Johannes Hartmann’s Mad Heidi, starring Alice Lucy, is the world’s first Swissploitation film, and it better not be the last.
When Johanna Spyri’s Heidi was first published in 1880, many described it as a “book for children and those who love children.” The story of a girl and her grandfather in the Alps would go on to sell more than 50 million copies, becoming one of the best-selling titles of both Swiss and children’s literature. If that legacy of childhood wonder and coming-of-age holds special significance to you, you may want to adjust your expectations for Mad Heidi.
The first glimpse of the film was a poster depicting the central heroine holding a bloody halberd amidst a pile of dismembered Swiss soldiers. The crowdfunding trailer featured glimpses of violent spectacle that included “fondue-boarding” and a man being stabbed through the head with a Toblerone chocolate bar.
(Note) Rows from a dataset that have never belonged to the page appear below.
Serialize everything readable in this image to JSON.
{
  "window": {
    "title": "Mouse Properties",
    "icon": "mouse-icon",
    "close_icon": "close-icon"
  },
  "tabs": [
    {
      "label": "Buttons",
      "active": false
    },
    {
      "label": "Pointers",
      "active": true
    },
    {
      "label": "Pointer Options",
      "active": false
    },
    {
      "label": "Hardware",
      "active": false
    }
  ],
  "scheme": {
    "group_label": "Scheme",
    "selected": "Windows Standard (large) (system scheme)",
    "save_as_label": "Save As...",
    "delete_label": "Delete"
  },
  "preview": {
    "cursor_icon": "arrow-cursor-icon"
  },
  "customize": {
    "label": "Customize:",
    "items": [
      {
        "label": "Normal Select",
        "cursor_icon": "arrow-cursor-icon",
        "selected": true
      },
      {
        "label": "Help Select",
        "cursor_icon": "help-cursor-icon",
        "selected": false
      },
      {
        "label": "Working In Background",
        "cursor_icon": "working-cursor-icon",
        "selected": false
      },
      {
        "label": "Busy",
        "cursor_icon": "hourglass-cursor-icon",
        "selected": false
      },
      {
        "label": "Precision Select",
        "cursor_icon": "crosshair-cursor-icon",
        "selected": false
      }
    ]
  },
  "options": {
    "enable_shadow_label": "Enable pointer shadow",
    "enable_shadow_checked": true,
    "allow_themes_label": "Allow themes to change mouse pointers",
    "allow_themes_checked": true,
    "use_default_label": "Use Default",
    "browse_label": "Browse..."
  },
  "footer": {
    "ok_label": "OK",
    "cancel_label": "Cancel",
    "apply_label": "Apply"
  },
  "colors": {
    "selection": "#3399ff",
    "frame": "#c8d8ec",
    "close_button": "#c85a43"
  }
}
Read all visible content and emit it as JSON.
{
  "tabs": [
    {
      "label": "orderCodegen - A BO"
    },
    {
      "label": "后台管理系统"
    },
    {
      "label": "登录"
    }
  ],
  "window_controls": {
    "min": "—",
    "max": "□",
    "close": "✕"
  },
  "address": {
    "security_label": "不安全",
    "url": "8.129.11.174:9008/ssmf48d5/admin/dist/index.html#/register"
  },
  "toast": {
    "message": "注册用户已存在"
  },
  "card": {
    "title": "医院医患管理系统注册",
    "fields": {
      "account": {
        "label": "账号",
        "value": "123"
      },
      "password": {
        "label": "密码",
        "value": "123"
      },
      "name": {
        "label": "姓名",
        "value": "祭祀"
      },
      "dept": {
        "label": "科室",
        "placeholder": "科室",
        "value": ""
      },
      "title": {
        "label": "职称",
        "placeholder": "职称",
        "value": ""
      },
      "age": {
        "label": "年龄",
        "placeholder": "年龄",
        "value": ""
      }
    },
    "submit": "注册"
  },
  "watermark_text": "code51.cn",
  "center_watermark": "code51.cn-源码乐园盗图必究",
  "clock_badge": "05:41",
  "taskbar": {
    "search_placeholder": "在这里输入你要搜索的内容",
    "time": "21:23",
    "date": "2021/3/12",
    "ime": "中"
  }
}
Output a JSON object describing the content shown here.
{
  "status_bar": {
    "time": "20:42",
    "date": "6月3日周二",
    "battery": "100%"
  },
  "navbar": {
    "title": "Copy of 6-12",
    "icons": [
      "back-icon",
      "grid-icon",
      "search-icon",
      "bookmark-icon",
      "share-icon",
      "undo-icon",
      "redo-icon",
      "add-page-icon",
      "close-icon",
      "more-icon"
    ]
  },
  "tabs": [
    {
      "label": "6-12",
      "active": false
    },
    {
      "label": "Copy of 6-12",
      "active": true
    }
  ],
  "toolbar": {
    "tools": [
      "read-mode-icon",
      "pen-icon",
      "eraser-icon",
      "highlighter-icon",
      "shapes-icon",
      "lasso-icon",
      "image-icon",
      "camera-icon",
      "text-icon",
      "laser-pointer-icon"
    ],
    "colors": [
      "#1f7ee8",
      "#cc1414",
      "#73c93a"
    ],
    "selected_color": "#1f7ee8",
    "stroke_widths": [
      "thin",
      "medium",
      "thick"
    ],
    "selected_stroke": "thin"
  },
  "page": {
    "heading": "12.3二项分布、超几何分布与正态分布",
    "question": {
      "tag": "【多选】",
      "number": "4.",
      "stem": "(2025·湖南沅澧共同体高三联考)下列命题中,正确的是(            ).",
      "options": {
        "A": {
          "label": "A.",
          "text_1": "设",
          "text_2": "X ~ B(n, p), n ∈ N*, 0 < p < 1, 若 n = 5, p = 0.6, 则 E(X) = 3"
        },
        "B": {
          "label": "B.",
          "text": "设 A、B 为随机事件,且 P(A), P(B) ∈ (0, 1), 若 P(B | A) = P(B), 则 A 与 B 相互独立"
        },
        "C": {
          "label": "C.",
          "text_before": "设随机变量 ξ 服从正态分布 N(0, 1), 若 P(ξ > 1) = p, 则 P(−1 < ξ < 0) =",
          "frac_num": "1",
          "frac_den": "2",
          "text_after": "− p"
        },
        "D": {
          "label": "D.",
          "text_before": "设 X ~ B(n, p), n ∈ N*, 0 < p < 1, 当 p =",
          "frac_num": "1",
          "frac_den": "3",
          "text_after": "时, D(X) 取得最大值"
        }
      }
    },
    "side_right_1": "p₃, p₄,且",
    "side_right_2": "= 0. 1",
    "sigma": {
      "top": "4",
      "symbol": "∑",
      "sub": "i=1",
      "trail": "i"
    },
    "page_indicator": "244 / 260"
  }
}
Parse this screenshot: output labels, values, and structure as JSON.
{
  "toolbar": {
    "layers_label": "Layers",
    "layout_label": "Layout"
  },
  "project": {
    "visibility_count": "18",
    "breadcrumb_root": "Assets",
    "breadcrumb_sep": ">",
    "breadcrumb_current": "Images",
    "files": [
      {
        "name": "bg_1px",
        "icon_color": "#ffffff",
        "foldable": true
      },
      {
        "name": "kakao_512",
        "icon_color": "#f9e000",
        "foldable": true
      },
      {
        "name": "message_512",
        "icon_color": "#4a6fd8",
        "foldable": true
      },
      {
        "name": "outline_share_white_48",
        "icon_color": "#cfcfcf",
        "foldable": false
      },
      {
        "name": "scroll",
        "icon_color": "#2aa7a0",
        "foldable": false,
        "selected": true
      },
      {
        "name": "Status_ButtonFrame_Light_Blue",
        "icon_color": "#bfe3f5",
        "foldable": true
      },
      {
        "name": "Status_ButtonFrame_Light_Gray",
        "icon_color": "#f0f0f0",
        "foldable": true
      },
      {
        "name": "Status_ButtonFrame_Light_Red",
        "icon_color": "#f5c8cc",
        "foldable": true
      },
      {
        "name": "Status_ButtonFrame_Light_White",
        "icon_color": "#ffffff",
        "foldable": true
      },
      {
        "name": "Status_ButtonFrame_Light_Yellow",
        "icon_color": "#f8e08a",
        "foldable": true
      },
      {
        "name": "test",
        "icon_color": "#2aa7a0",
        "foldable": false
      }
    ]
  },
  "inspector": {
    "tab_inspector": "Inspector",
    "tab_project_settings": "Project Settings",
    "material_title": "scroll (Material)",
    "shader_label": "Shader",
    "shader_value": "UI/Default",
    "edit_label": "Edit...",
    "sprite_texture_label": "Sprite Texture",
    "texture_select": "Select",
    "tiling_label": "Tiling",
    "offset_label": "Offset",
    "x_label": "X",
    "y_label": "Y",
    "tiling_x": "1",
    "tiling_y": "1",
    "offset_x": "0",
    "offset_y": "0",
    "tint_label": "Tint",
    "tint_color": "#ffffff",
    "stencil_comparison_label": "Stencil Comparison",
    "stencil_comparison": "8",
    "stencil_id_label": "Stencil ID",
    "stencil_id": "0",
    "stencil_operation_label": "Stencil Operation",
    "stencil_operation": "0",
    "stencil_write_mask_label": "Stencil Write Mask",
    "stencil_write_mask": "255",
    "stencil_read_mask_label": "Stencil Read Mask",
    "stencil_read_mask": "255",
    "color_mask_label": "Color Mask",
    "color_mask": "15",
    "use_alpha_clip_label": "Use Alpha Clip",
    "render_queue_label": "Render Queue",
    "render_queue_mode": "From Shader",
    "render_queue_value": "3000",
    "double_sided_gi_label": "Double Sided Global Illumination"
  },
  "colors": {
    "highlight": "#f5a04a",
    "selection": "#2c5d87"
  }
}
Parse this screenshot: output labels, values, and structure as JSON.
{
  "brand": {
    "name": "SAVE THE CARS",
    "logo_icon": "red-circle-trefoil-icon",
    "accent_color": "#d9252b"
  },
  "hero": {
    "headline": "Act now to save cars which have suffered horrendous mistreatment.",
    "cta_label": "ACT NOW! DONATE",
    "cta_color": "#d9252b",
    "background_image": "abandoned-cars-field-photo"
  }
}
The film proclaims itself as “Swissploitation” and shows its pride in that label every step of the way.
A dark tale of cheese-themed dystopia.
The bones of the original novel are all here. Heidi (Alice Lucy) lives with her grandfather (David Schofield) in the Swiss Alps. Goat herder Peter (Kel Matsena) is in the mix, as is the frail Klara Sesemann (Almar G. Sato). But the tranquil Switzerland of the novel is now a fascist dictatorship led by cheese magnate President Meili (Casper Van Dien with an amusingly inconsistent accent) and Kommandant Knorr (Max Rüdlinger). When the government’s attempt to snuff out dissidents and the lactose intolerant hits close to home, Heidi becomes a one-woman army on a quest for bloody vengeance.
Director Johannes Hartmann doesn’t pull any punches with his taste for excess. Mad Heidi overflows with gore and cheese puns so gratuitous, it’s curious these characters don’t bleed milk. Traditional production and distribution avenues would have forced the filmmakers to tone the film down. Instead, they turned to crowdfunding to secure a $2 million budget, ensuring both creative freedom and the time and hype to build the right audience. Exploitation isn’t as booming a film genre as it once was, so turning to unconventional marketing only makes sense.
The bottom line.
Mad Heidi is destined to be divisive. There’s no real way around that. But Hartmann is so clearly passionate it’s difficult to not be moved even if you’re the sort of person who doesn’t enjoy movies where people get sliced into charcuterie. And the cast and crew are clearly just as excited as their director. The film boasts special effects significantly better than Hollywood productions with ten times the budget. Lucy is clearly having an absolute blast as the title character. And even minor supporting roles chew scenery like Bond villains on a casting call. Even if you hate what Mad Heidi is trying to do, it’s hard to not admire the gusto with which it does it.
Of course, that’s just for the naysayers. Anyone who has ever found joy in an exploitation film will react to Mad Heidi like a child reacts to Christmas morning. And that’s a big part of the film’s magic. It knows exactly what it is and who it’s for and it never pretends to be anything else. We’d be lucky to have more films that do the same and be fully themselves.
Mad Heidi is available now on home video and VOD. Watch the trailer here.
Images courtesy of Swissploitation Films. Read more articles by Brogan Luke Bouwhuis here.
MAD HEIDI - 8/10